The plan is bolstered by a partnership with American Express that puts some extra oomph behind promoting one vendor per week. Then for players and for the group of kids the team hosts to celebrate a local nonprofit at each game, the Roots partner with The Town Kitchen, a prepared meal company that employs low-income youth.
There can be challenges that come with opting for independent vendors, however, like the occasional last-minute dropout. So the team has had to roll with a backup plan at times, like simply buying “rounds of pizza” to keep fans happy.
“That doesn’t deter us from trying to do things this way, because we think the right thing to do — especially now kind of coming out of the pandemic — is to provide people with as many opportunities as possible to generate revenue,” Geddes said.
Even when the team’s first home game of the season was postponed just minutes beforehand, out came free drinks, mostly local brands, to help assuage the situation.
Ale Industries, which brews a couple miles down the road from Laney, is the team’s first official beer sponsor. The brewery has a special “Town Roots” edition of its “Town Beer,” emblazoned with the Roots’ crest, and 5.1% of sales of the 5.1% ABV beverage go back to Oakland organizations like the East Bay Community Fund.
“I think [using local vendors] follows along with what they state in their mission,” Roots fan and Bay Area native Andrew Nguyen said at an August home game. “It definitely feels communal when I’m here.
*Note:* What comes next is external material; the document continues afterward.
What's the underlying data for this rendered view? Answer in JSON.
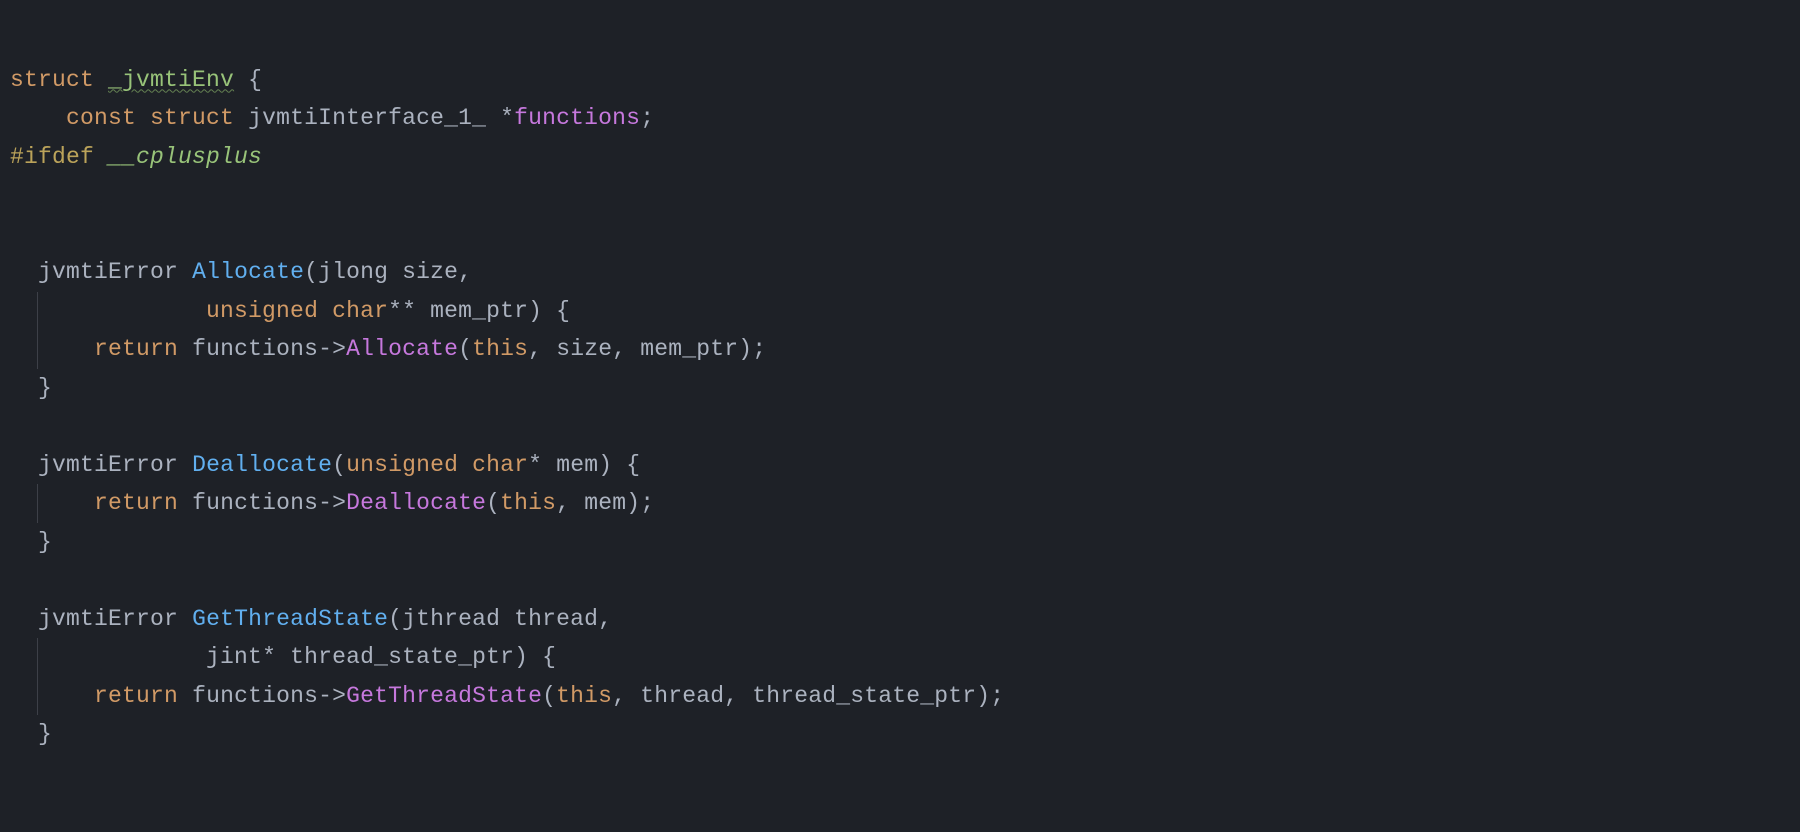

When they partner up with the library or the zoo, or with the vendors, it feels more connected.”
The Roots aren’t the first local sports team to look to food to connect with fans.
When the Golden State Warriors’ Chase Center opened in 2019, Oakland mainstay Bakesale Betty headlined the stadium’s food offerings. It was a small homage to The Town in a time when Oakland-based fans saw one of their beloved teams head across the Bay.
“When we knew we wanted to move the Warriors back to San Francisco, one of the big elements was making sure we were bringing the local community along with us,” Yoyo Chan, vice president of government and public affairs for the Warriors and Chase Center, told Nosh. “And obviously in the Bay Area, we know food is a huge piece of that, and so when we started our outreach process in San Francisco, one of the first things that we did was make sure we were talking to small business owners along the Third Street Corridor, and more importantly, making sure that there was Oakland reflected in our culinary offerings because they are such a big part of who we are as the Warriors.”
The Oakland Athletics, likewise, started bringing in local food trucks to each game in 2017 as part of an effort to spruce up the much-maligned Coliseum for as long as the team does stick around.
“[Food] is a great example of what makes Oakland special: this diversity and richness of different cultures coming together and creating mashups which are greater than the sum of their parts,” said Geddes, speaking shortly after a game that had food trucks featuring New Orleans Cajun, Mexican and Afro-Brazilian food. “You want to provide something which really leans into the opportunities that are present here in the city of Oakland.”